This fall, election scammers will be targeting unsuspecting voters. Better Business Bureau warns ballot-casters to be on the lookout for phony political donation requests, voter registration verifications, prize incentives for surveys, and tax credits or government-sponsored grants for economic recovery.
“While politicians are lobbying for support on critical issues, scam artists are campaigning to steal money and identities with news-worthy headlines,” comments Robert W.G. Andrew, CEO of BBB serving Alaska, Oregon and Western Washington.
Solicitors may use door-to-door sales, telemarketing calls, paid advertisements, fabricated news articles, mailers, emails, social media websites and text messages to draw in participants. Political donation fundraisers and voter eligibility inquiries tout legitimacy.
Constituents and contributors should be skeptical of unsolicited requests, especially by phone; instead, contact campaign parties and organizations directly for details. Callback phone numbers may not be trustworthy so rely on endorsed public directories or candidates’ websites. Voter registration records should already be listed with residents’ federal, state, county and city offices. Voting surveys promise “free” cruises, vacations and other prizes.
Be wary of asterisks, disclaimers and other conditions. Privacy policies should explain how collected information will be used. Programs, credits or grants pledge to stimulate economic relief or help pay bills.
Beware if limited information is available, the source is unofficial, and direct deposit details or enrollment fees are required.
- Veto high-pressure sales tactics and “now only” offers.
- Nominate sound judgments on too-good-to-be-true propositions.
- Elect not to wire money or provide payments for taxes or other fees.

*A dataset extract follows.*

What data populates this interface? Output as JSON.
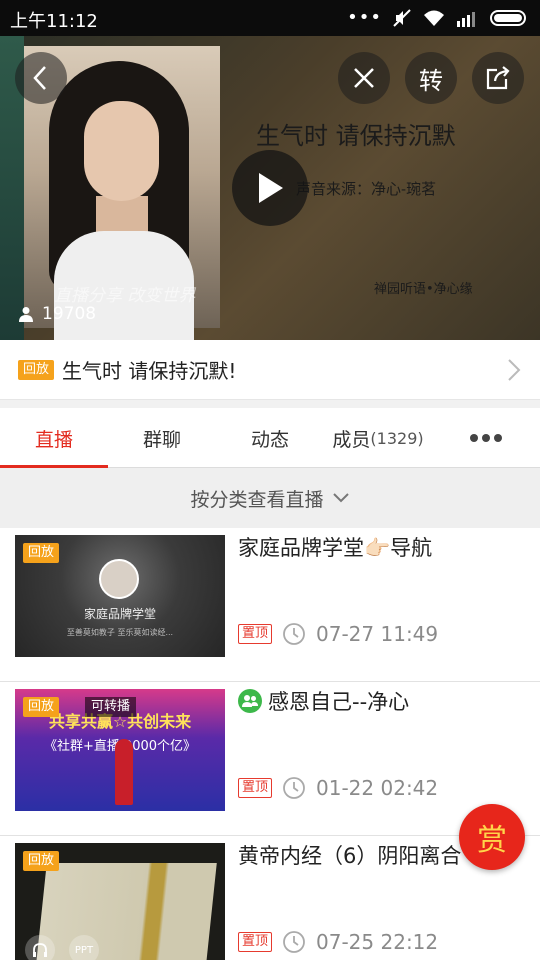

- Opt not to submit sensitive information, birthdates and Social Security numbers.
- Vote against suspicious solicitations at bbb.org/us/scam-source.